1. This is an application to revise the order of the 1st class Magistrate of Melur Division declining to interfere with the conviction of the petitioner by the Special 2nd class Magistrate of Madura under Section 159(1) read with Section 207(1)(c) of the Madras Local Boards Act of 1920. The only point urged before me by Mr. Ethiraj is that a conviction under Sections 159 and 207 cannot be had against the representative of a community. The prosecution was for disobedience of an order to remove an obstruction to a public pathway.
2. The Sub-Magistrate in the course of his judgment observes that
the petitioner is one of the representatives as the treasurer for the community. The charge against him is also in his capacity as a representative of Nadars although it is not stated so in the notice.
3. In appeal it was contended that the encroached portion belonged to the Nadar community and not to the accused in his private capacity. The Sub-divisional Magistrate observed in his judgment:,

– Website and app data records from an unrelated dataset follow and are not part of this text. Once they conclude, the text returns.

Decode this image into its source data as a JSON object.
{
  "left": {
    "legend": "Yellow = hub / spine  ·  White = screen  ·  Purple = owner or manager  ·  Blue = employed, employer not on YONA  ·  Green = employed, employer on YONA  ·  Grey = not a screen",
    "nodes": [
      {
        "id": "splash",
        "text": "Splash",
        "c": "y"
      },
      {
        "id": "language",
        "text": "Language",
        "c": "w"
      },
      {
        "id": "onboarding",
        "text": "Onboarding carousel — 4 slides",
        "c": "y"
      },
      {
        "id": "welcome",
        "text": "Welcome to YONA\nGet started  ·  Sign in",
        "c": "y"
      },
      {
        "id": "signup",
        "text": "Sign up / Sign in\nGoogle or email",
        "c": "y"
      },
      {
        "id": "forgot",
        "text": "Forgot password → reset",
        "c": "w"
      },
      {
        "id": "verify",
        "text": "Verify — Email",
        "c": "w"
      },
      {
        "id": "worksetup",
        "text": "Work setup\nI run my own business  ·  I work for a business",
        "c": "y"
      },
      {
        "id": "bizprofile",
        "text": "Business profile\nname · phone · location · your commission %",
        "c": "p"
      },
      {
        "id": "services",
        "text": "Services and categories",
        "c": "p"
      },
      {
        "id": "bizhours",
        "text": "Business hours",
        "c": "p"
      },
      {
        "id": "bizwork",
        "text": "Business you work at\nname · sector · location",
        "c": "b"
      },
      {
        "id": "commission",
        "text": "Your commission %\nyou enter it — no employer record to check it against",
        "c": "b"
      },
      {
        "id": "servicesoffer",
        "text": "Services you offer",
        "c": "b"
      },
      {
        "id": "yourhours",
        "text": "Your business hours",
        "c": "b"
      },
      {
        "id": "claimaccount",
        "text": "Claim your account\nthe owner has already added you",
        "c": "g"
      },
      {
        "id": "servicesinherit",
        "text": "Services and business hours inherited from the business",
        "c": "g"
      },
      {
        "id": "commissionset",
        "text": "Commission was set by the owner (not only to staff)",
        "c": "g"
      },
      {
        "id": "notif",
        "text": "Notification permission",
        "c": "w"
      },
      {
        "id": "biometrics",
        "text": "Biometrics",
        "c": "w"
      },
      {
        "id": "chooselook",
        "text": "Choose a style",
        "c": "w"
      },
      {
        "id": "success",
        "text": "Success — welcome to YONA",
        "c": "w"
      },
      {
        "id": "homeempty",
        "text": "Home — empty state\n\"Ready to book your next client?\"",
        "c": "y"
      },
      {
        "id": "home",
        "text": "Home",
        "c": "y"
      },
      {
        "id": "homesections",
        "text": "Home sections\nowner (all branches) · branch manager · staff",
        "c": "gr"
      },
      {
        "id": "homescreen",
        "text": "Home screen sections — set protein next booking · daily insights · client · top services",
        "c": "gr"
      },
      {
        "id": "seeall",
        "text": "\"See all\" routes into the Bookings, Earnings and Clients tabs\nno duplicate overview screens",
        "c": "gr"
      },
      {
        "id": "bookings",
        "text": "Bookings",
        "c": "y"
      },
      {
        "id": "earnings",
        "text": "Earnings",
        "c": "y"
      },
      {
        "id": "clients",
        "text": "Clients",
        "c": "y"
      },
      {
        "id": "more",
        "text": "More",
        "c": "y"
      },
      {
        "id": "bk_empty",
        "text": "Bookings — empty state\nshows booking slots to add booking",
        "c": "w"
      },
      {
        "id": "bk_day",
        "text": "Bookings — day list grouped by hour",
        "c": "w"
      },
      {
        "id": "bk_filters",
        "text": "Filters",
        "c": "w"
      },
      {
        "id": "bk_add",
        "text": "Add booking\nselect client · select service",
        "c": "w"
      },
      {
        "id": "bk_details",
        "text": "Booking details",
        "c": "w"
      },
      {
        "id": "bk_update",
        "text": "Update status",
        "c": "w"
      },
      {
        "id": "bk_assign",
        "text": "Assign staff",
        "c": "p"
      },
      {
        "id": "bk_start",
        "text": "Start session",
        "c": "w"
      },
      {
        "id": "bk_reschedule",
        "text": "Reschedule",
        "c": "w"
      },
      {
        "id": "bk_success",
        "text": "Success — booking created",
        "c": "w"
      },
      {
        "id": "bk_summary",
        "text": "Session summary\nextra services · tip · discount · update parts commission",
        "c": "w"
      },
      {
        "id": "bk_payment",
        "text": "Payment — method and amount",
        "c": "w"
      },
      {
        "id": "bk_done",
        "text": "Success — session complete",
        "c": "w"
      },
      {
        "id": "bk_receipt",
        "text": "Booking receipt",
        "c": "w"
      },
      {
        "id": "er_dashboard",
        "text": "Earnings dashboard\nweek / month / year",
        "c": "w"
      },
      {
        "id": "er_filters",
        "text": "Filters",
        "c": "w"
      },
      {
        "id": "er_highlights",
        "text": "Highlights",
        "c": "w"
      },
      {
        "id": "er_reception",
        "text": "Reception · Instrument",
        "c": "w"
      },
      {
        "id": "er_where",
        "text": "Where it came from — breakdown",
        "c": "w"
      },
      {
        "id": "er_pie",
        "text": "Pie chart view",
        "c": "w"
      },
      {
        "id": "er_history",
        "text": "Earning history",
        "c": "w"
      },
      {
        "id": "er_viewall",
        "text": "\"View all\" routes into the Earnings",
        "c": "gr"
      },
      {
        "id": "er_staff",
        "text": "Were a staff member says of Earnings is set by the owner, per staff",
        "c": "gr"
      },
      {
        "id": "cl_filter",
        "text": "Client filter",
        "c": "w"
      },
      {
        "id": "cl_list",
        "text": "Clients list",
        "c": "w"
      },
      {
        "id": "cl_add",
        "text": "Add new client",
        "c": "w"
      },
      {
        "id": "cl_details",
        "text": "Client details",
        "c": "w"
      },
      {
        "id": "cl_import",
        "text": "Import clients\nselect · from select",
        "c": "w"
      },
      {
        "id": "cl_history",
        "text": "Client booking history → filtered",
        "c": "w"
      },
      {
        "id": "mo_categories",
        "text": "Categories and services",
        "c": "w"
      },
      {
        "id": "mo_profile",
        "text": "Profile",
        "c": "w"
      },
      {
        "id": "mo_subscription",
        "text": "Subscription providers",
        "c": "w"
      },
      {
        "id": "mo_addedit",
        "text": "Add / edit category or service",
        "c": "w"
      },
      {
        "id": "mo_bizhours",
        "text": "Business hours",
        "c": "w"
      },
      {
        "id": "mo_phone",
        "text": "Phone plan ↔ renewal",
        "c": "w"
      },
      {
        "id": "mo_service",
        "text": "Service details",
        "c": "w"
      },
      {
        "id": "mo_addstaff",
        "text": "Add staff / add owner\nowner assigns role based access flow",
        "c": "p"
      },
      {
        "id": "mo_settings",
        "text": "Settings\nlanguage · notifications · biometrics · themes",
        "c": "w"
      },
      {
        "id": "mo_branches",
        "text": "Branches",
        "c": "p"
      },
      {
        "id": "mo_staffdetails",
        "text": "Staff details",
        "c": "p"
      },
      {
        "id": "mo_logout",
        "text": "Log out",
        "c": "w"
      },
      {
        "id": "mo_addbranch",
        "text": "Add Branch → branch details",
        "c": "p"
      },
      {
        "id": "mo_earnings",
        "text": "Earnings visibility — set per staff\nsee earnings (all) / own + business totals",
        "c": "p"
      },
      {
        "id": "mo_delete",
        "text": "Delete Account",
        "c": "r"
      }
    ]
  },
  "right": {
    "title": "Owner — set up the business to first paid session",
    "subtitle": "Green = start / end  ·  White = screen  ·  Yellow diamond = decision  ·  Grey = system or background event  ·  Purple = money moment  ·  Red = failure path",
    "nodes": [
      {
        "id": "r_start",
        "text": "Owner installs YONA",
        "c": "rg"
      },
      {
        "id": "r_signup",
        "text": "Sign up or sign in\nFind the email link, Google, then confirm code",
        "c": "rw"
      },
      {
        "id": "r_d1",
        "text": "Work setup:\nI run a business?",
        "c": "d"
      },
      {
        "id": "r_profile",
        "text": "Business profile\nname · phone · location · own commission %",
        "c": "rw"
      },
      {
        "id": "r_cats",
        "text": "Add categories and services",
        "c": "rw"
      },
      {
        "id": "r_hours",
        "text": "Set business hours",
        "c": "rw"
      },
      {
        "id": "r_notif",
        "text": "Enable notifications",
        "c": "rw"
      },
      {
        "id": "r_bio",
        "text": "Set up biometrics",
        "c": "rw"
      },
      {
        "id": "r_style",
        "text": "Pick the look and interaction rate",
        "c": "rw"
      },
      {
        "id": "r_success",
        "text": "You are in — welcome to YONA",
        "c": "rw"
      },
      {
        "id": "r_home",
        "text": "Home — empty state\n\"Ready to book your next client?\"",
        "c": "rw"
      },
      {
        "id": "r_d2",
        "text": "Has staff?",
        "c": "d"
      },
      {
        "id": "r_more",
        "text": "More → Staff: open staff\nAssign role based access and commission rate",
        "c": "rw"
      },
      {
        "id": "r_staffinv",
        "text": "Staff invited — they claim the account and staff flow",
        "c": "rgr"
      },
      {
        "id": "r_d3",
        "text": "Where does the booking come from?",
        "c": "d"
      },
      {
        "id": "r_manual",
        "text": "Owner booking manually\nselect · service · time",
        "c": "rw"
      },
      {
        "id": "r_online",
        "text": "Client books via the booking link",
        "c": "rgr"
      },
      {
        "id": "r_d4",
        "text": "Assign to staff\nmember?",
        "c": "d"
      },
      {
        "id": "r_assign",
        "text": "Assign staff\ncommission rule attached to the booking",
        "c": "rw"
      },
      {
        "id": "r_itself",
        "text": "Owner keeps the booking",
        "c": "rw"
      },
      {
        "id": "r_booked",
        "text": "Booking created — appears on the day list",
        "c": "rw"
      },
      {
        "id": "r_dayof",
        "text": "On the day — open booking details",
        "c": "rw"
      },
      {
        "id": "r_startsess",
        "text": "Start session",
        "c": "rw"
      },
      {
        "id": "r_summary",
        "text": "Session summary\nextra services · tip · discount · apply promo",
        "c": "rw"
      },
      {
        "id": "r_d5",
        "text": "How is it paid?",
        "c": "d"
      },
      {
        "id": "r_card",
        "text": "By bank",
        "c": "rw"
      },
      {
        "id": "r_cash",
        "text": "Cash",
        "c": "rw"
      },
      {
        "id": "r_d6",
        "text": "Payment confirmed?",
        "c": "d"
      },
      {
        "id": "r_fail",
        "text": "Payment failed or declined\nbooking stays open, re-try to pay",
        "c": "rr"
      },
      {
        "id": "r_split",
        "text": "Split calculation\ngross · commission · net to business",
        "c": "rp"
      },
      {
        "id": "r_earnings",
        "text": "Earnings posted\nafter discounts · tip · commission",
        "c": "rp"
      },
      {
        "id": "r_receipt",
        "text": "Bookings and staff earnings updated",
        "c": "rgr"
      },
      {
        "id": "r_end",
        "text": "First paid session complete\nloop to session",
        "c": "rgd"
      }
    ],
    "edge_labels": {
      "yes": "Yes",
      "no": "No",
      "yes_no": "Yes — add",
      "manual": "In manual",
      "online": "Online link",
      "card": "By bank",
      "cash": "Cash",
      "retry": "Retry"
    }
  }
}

It is idle to talk on behalf of the accused that the accused is not liable for prosecution as he is one of the community that is using the Nandavanam. The accused himself has admitted in his statement before the lower Court on 11th October, 1926, that he himself dug up a well and formed Nandavanam with a compound wall.
4. In order to make a person liable for disobedience under Section 159 he must be the owner or the occupier of any premises which caused the obstruction or encroachment. The word 'owner' is defined in Section 3(14) as including the person for the time being receiving or entitled to receive the rents or profits of the property whether on his own account or as agent, trustee, guardian, manager or receiver for another person or for any religious or charitable purpose. It is not the case for the prosecution that the petitioner, himself is one of the persons in charge of the property or is a trustee who is entitled to receive the rents and profits of this Nandavanam or one who manages on behalf of the community the affairs of the Nandavanam. The fact that he constructed the compound wall or formed a Nandavanam would not be sufficient to make him an owner if he had before the date of the notice created a trust in favour of the whole community in respect of the Nandavanam and divested himself of all interest in it. He says that he has no interest in it and that he made over the property to the community.
5. From the judgment of the 2nd class Magistrate and from the contention of the accused it cannot be said that he is either the manager or the receiver or the trustee for the community. The mere fact that he is a treasurer of some fund of the community would not make him a trustee of the Nandavanam, or bring him within the meaning of the term 'owner' as used in the Local Boards Act. I, therefore, set aside the conviction and direct a re-trial of the case and the prosecution would be entitled to adduce evidence to show that the petitioner is a person coming within the definition of the term 'owner' in Section 3, Clause 14, or occupier of the Nmdavanam. The line paid will be refunded.